Polypill does have some limitations. It is a fixed-dose combination and the strength of the medicines cannot be changed as and when necessary. Coughing caused by the blood pressure-lowering component of the medicine may lead to non-compliance with drug intake.
By using Framingham Risk Scoring (JAMA 2001), the risk of CVD in a population is stratified as low-risk (if less than 10 per cent), medium risk (10-20 per cent) and high-risk (more than 20 per cent).
Polypill is not ideal for high-risk individuals with very high blood pressure, diabetes and other risk factors, where frequent dosage adjustments and different drug combinations may be essential. Supplying Polypill free of cost to a given community may not result in desired effects as there is 22 per cent less adherence seen with free medication.
Polypill costs approximately Rs. 250 a month. The cost can be subsidised by the government. The preventive strategies are ideally suited for the medium-risk subset of patients from the rural and semi-urban areas who do not generally come to hospitals. Low-risk patients do not need preventive therapies. In fact, its use in the low-risk subset will only increase the financial burden to the healthcare provider. A majority of the high-risk subset of patients is certain to go to the physician for treatment due to the multiple risk factors involved.
It is surprising that health insurance agencies and employers are willing to pay for interventions but not for preventive medication. It will be a positive step if health insurance includes preventive medication for reimbursement as it will reduce the number of heart attacks, and thereby hospitalisations and interventions that are definitely costlier.
Risk factors should be considered as points in the disease continuum, as rightly proposed by Prof. Ritchie of the University of Aberdeen, and their treatment or control should be desirable, acceptable, achievable and sustainable. For example, statin treatment for high cholesterol has a strong evidence base for its desirability. But affordability and achievability will depend on the number of people treated. And the number of people treated, in turn, depends on the CVD risk in a given population. The media can play a major role in educating and motivating the target population — which is certain to increase the rate of self-referrals.
In the next decade, there should be a paradigm shift from intervention to prevention, from sickness to wellness. To be cost effective this should be targeted at the medium-risk population whose members usually do not come to physicians.
The present healthcare delivery system is grossly inadequate to face the threat of cardiovascular epidemic. The manpower needs can be met through public-private partnerships. Governments and corporate hospitals can come together to chalk out and implement preventive strategies. Non-governmental voluntary organisations can be involved to optimise the preventive health care services to the community.
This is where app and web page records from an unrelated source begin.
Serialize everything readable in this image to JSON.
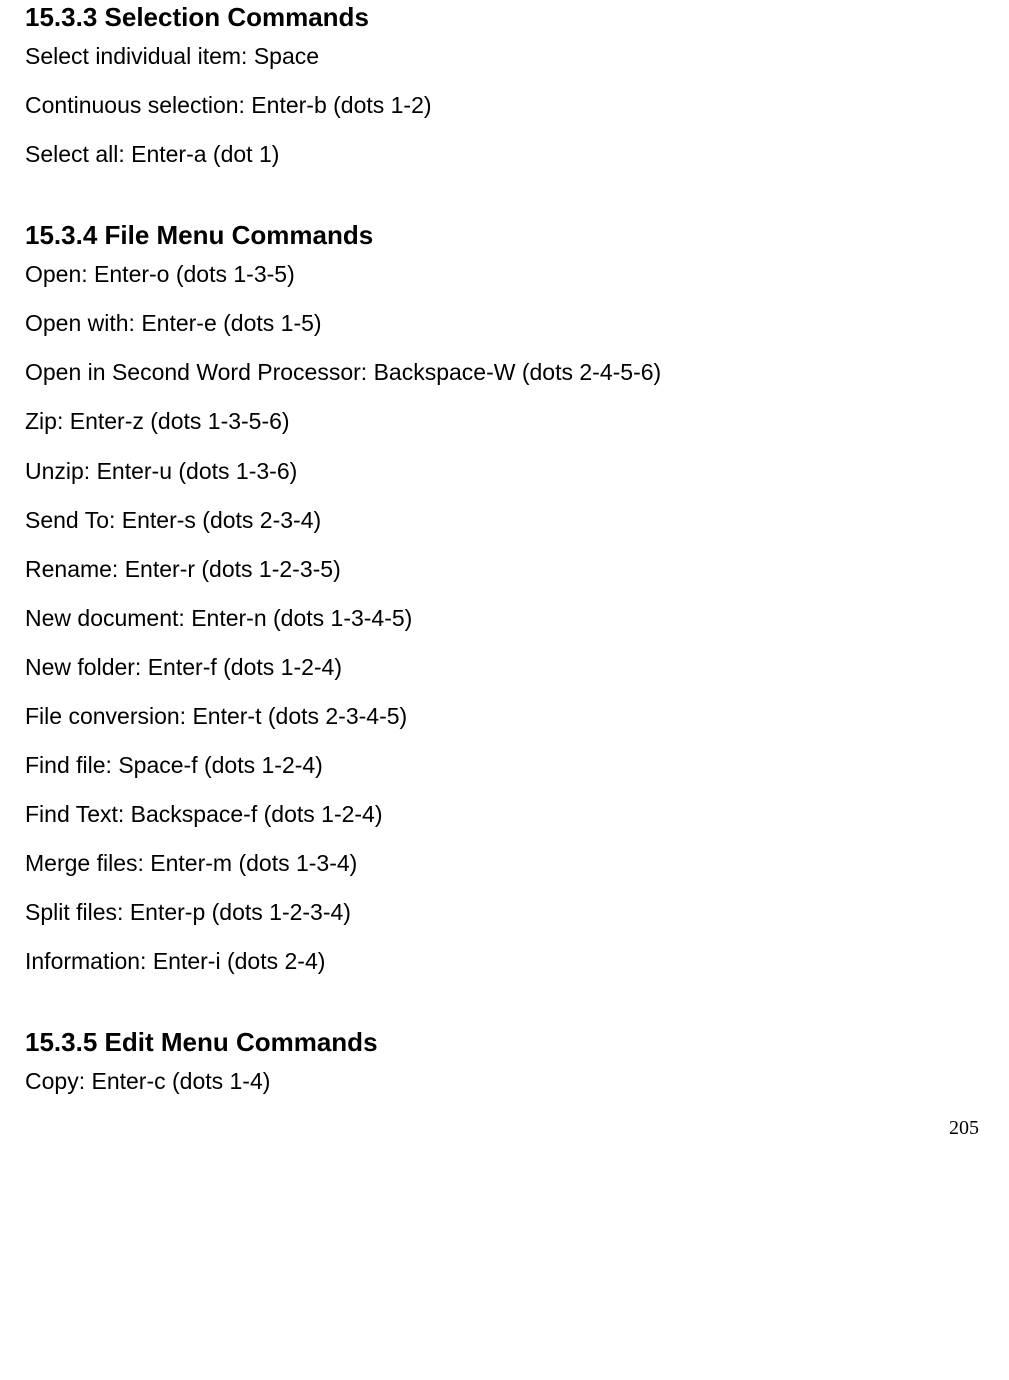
{
  "sections": [
    {
      "heading": "15.3.3 Selection Commands",
      "items": [
        "Select individual item: Space",
        "Continuous selection: Enter-b (dots 1-2)",
        "Select all: Enter-a (dot 1)"
      ]
    },
    {
      "heading": "15.3.4 File Menu Commands",
      "items": [
        "Open: Enter-o (dots 1-3-5)",
        "Open with: Enter-e (dots 1-5)",
        "Open in Second Word Processor: Backspace-W (dots 2-4-5-6)",
        "Zip: Enter-z (dots 1-3-5-6)",
        "Unzip: Enter-u (dots 1-3-6)",
        "Send To: Enter-s (dots 2-3-4)",
        "Rename: Enter-r (dots 1-2-3-5)",
        "New document: Enter-n (dots 1-3-4-5)",
        "New folder: Enter-f (dots 1-2-4)",
        "File conversion: Enter-t (dots 2-3-4-5)",
        "Find file: Space-f (dots 1-2-4)",
        "Find Text: Backspace-f (dots 1-2-4)",
        " Merge files: Enter-m (dots 1-3-4)",
        "Split files: Enter-p (dots 1-2-3-4)",
        "Information: Enter-i (dots 2-4)"
      ]
    },
    {
      "heading": "15.3.5 Edit Menu Commands",
      "items": [
        "Copy: Enter-c (dots 1-4)"
      ]
    }
  ],
  "page_number": "205"
}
Fighting the impending cardiovascular epidemic in a developing country like India is almost akin to David fighting Goliath. I have attempted to give a few suggestions to help combat the CVD risk in India. These are the views of a clinician (cardiologist), and not of a politician, policymaker or epidemiologist. An ounce of prevention is better than a pound of cure.
(Dr. I. Sathyamurthy is an interventional cardiologist and Director, Department of Cardiology, Apollo Hospitals, Chennai. He received the Padma Shri award in 2000, and the Dr. B.C. Roy National Award in 2001.)